● **AVAILABLE DATA**:
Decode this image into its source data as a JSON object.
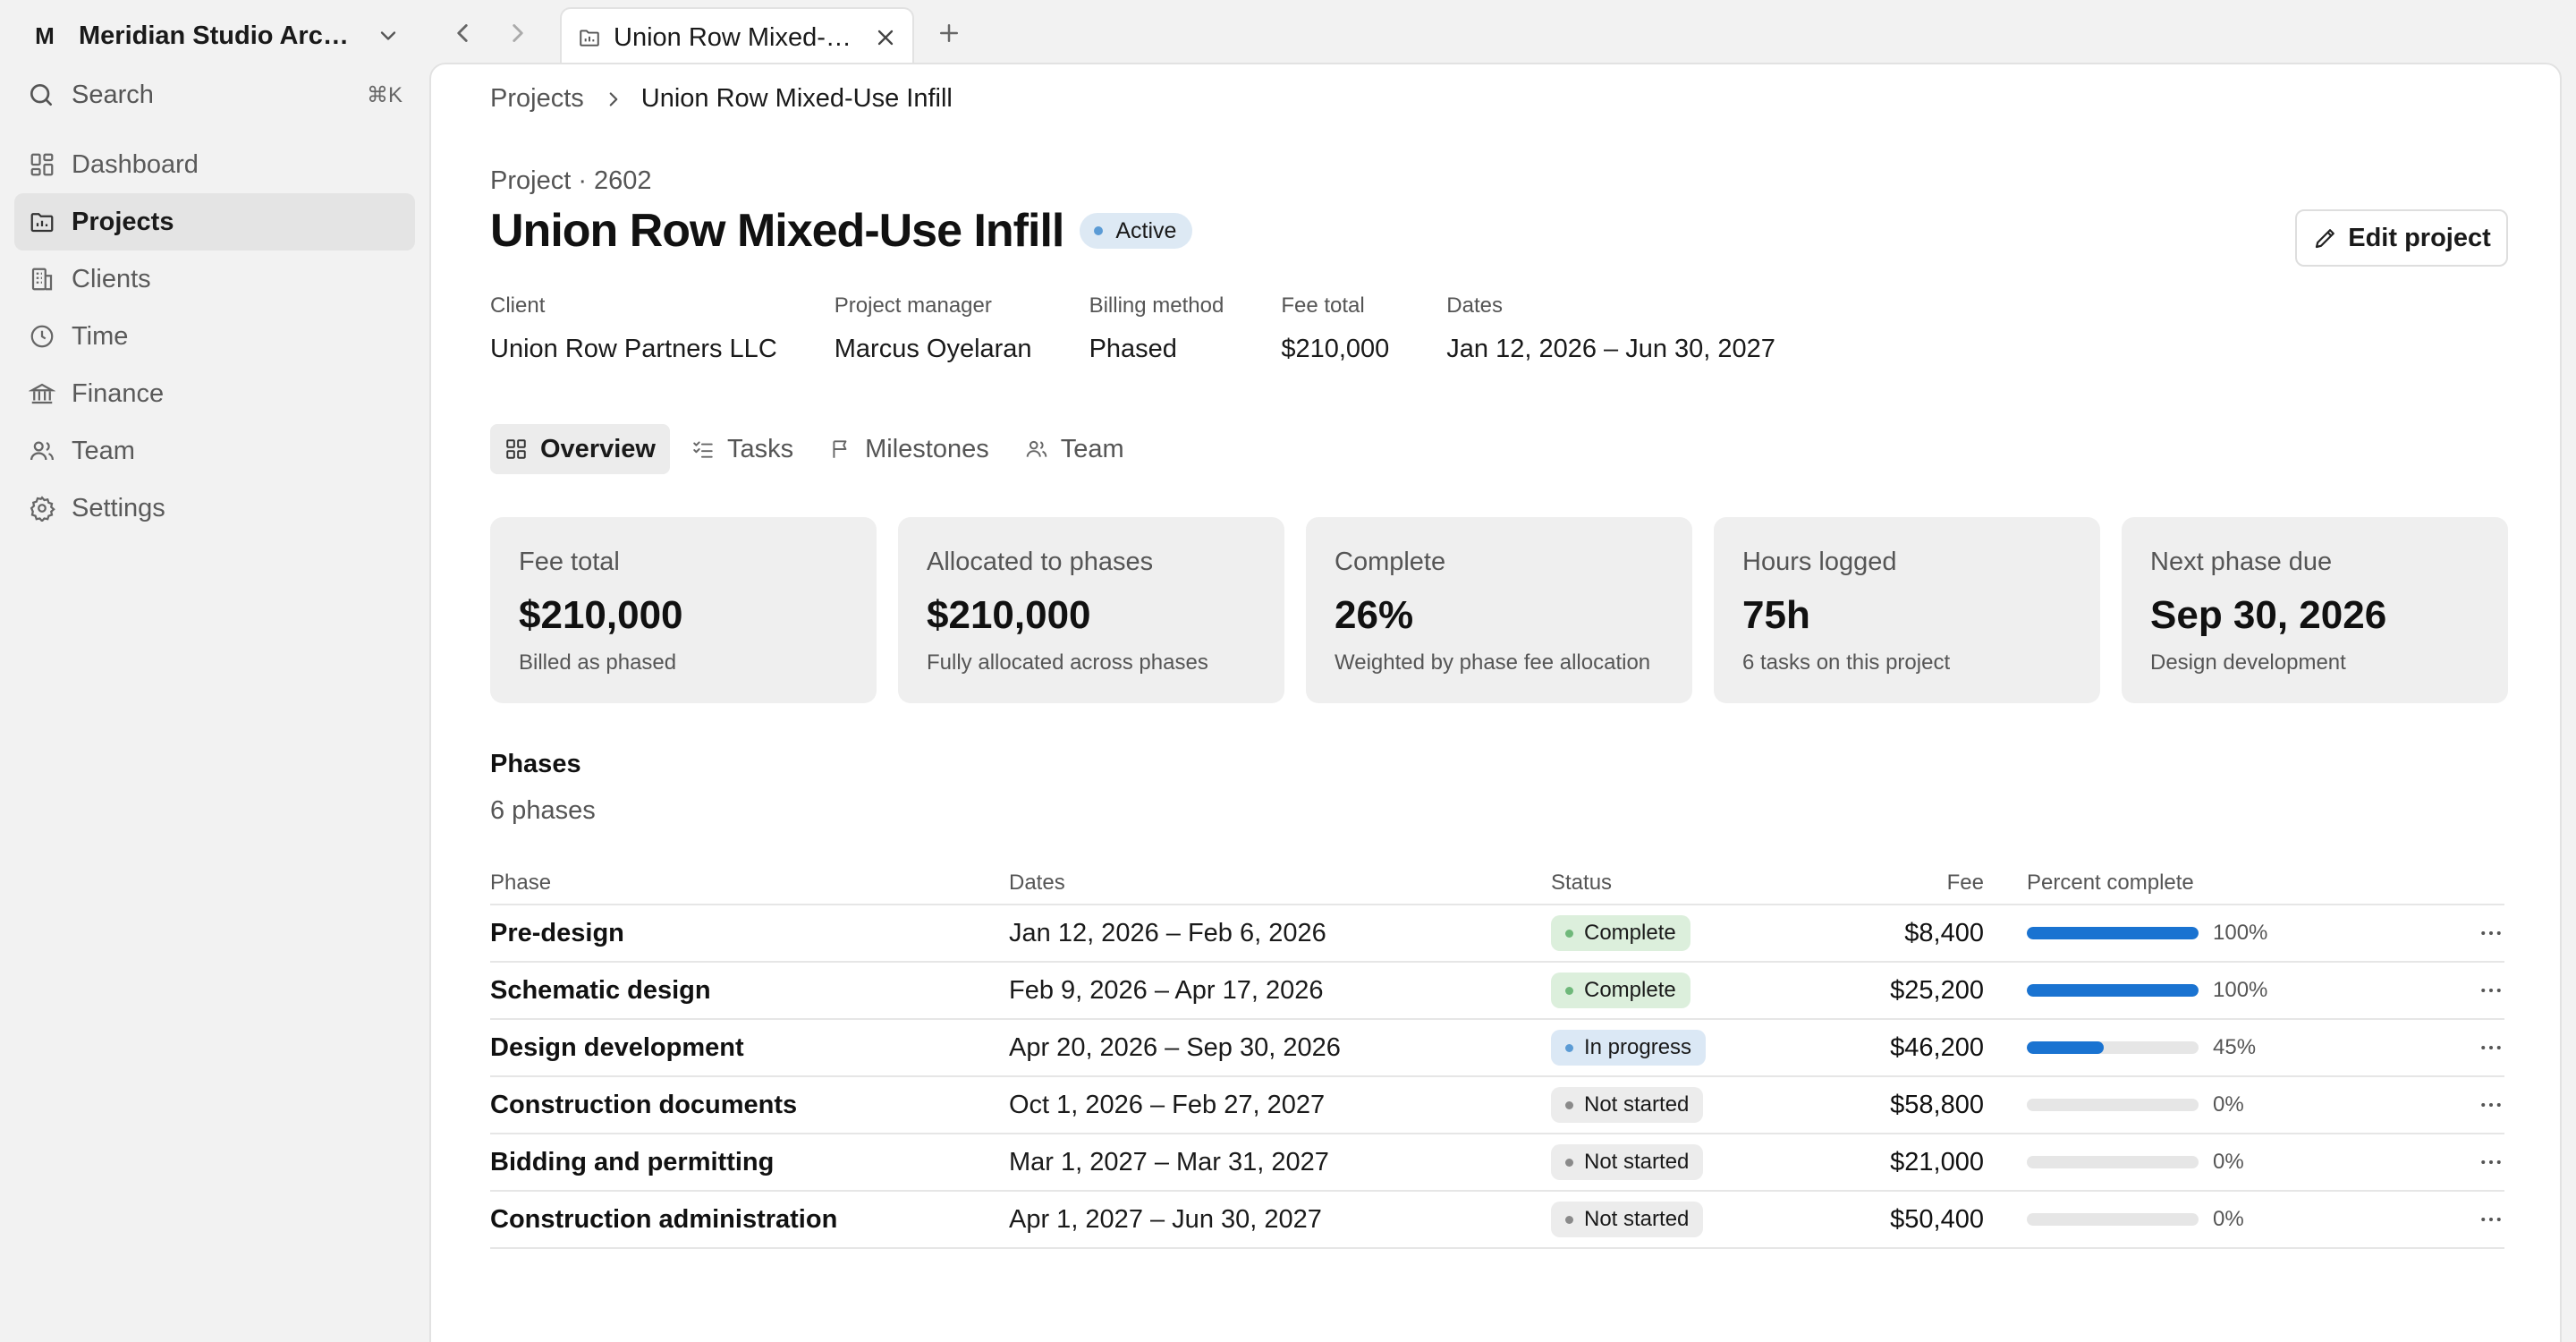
{
  "colors": {
    "accent": "#1a73d1",
    "active_badge_bg": "#dde9f4",
    "active_dot": "#5b9bd5",
    "complete_bg": "#dcefdc",
    "complete_dot": "#6fb87a",
    "in_progress_bg": "#dbe8f5",
    "in_progress_dot": "#5b9bd5",
    "not_started_bg": "#ececec",
    "not_started_dot": "#8a8a8a"
  },
  "sidebar": {
    "workspace_initial": "M",
    "workspace_name": "Meridian Studio Archit...",
    "search_label": "Search",
    "search_shortcut": "⌘K",
    "items": [
      {
        "label": "Dashboard",
        "icon": "dashboard-icon"
      },
      {
        "label": "Projects",
        "icon": "folder-icon",
        "active": true
      },
      {
        "label": "Clients",
        "icon": "building-icon"
      },
      {
        "label": "Time",
        "icon": "clock-icon"
      },
      {
        "label": "Finance",
        "icon": "bank-icon"
      },
      {
        "label": "Team",
        "icon": "people-icon"
      },
      {
        "label": "Settings",
        "icon": "gear-icon"
      }
    ]
  },
  "tabbar": {
    "tab_label": "Union Row Mixed-Use Infill",
    "tab_icon": "folder-icon"
  },
  "breadcrumb": {
    "parent": "Projects",
    "current": "Union Row Mixed-Use Infill"
  },
  "project": {
    "id_line": "Project · 2602",
    "title": "Union Row Mixed-Use Infill",
    "status": "Active",
    "edit_label": "Edit project",
    "meta": [
      {
        "label": "Client",
        "value": "Union Row Partners LLC"
      },
      {
        "label": "Project manager",
        "value": "Marcus Oyelaran"
      },
      {
        "label": "Billing method",
        "value": "Phased"
      },
      {
        "label": "Fee total",
        "value": "$210,000"
      },
      {
        "label": "Dates",
        "value": "Jan 12, 2026 – Jun 30, 2027"
      }
    ]
  },
  "subtabs": [
    {
      "label": "Overview",
      "icon": "grid-icon",
      "active": true
    },
    {
      "label": "Tasks",
      "icon": "checklist-icon"
    },
    {
      "label": "Milestones",
      "icon": "flag-icon"
    },
    {
      "label": "Team",
      "icon": "people-icon"
    }
  ],
  "cards": [
    {
      "label": "Fee total",
      "value": "$210,000",
      "sub": "Billed as phased"
    },
    {
      "label": "Allocated to phases",
      "value": "$210,000",
      "sub": "Fully allocated across phases"
    },
    {
      "label": "Complete",
      "value": "26%",
      "sub": "Weighted by phase fee allocation"
    },
    {
      "label": "Hours logged",
      "value": "75h",
      "sub": "6 tasks on this project"
    },
    {
      "label": "Next phase due",
      "value": "Sep 30, 2026",
      "sub": "Design development"
    }
  ],
  "phases": {
    "heading": "Phases",
    "count": "6 phases",
    "columns": [
      "Phase",
      "Dates",
      "Status",
      "Fee",
      "Percent complete"
    ],
    "rows": [
      {
        "phase": "Pre-design",
        "dates": "Jan 12, 2026 – Feb 6, 2026",
        "status": "Complete",
        "status_kind": "complete",
        "fee": "$8,400",
        "pct": 100,
        "pct_label": "100%"
      },
      {
        "phase": "Schematic design",
        "dates": "Feb 9, 2026 – Apr 17, 2026",
        "status": "Complete",
        "status_kind": "complete",
        "fee": "$25,200",
        "pct": 100,
        "pct_label": "100%"
      },
      {
        "phase": "Design development",
        "dates": "Apr 20, 2026 – Sep 30, 2026",
        "status": "In progress",
        "status_kind": "in_progress",
        "fee": "$46,200",
        "pct": 45,
        "pct_label": "45%"
      },
      {
        "phase": "Construction documents",
        "dates": "Oct 1, 2026 – Feb 27, 2027",
        "status": "Not started",
        "status_kind": "not_started",
        "fee": "$58,800",
        "pct": 0,
        "pct_label": "0%"
      },
      {
        "phase": "Bidding and permitting",
        "dates": "Mar 1, 2027 – Mar 31, 2027",
        "status": "Not started",
        "status_kind": "not_started",
        "fee": "$21,000",
        "pct": 0,
        "pct_label": "0%"
      },
      {
        "phase": "Construction administration",
        "dates": "Apr 1, 2027 – Jun 30, 2027",
        "status": "Not started",
        "status_kind": "not_started",
        "fee": "$50,400",
        "pct": 0,
        "pct_label": "0%"
      }
    ]
  }
}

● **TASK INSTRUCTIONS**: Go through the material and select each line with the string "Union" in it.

● **REPLY TO THE TASK**:
    "tab_label": "Union Row Mixed-Use Infill",
    "current": "Union Row Mixed-Use Infill"
    "title": "Union Row Mixed-Use Infill",
        "value": "Union Row Partners LLC"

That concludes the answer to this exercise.